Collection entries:

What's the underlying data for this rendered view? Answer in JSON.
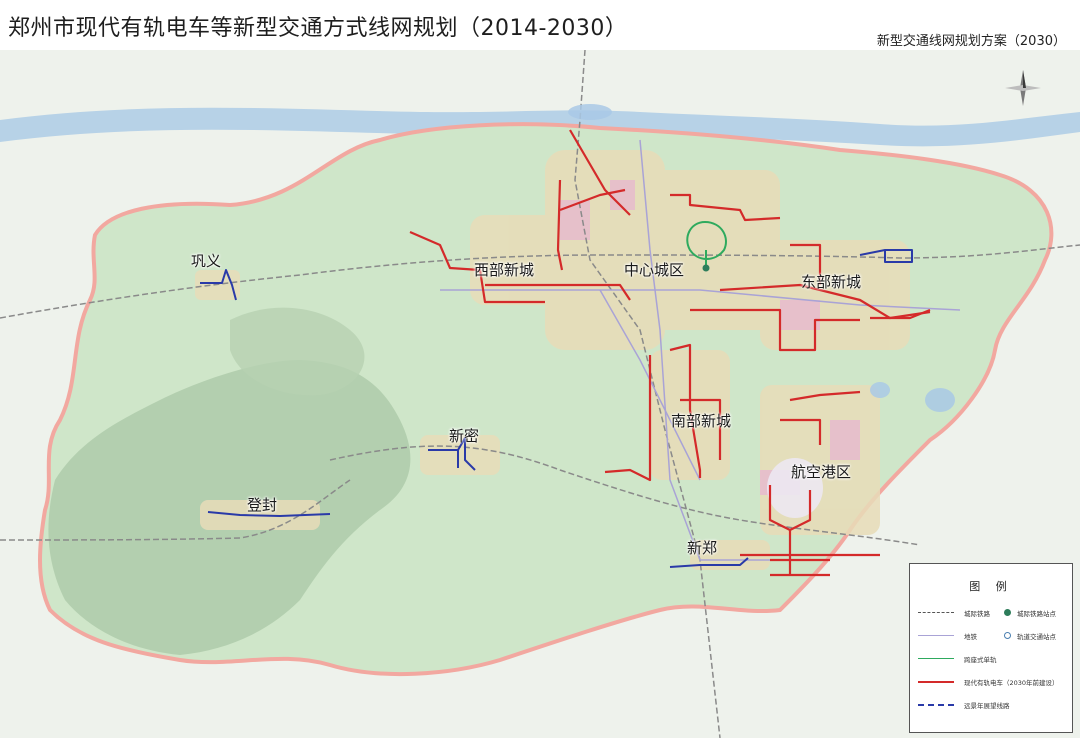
{
  "header": {
    "title": "郑州市现代有轨电车等新型交通方式线网规划（2014-2030）",
    "subtitle": "新型交通线网规划方案（2030）"
  },
  "places": {
    "gongyi": "巩义",
    "xibu": "西部新城",
    "zhongxin": "中心城区",
    "dongbu": "东部新城",
    "nanbu": "南部新城",
    "xinmi": "新密",
    "hangkong": "航空港区",
    "dengfeng": "登封",
    "xinzheng": "新郑"
  },
  "legend": {
    "title": "图 例",
    "items": [
      {
        "label": "城际铁路",
        "type": "dashed",
        "color": "#555555"
      },
      {
        "label": "城际铁路站点",
        "type": "dot",
        "color": "#2e7d5b"
      },
      {
        "label": "地铁",
        "type": "solid",
        "color": "#a9a3d6"
      },
      {
        "label": "轨道交通站点",
        "type": "ring",
        "color": "#4a7fb0"
      },
      {
        "label": "跨座式单轨",
        "type": "solid",
        "color": "#2eaa5e"
      },
      {
        "label": "现代有轨电车（2030年前建设）",
        "type": "solid",
        "color": "#d42a2a"
      },
      {
        "label": "远景年展望线路",
        "type": "dashed",
        "color": "#2a3aa8"
      }
    ]
  },
  "colors": {
    "tram": "#d42a2a",
    "future": "#2a3aa8",
    "monorail": "#2eaa5e",
    "boundary": "#f2a8a0",
    "land": "#cfe6c9",
    "mountain": "#a9c7a6",
    "river": "#a9c9e6"
  }
}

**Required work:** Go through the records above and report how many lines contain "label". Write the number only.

**Task result:** 7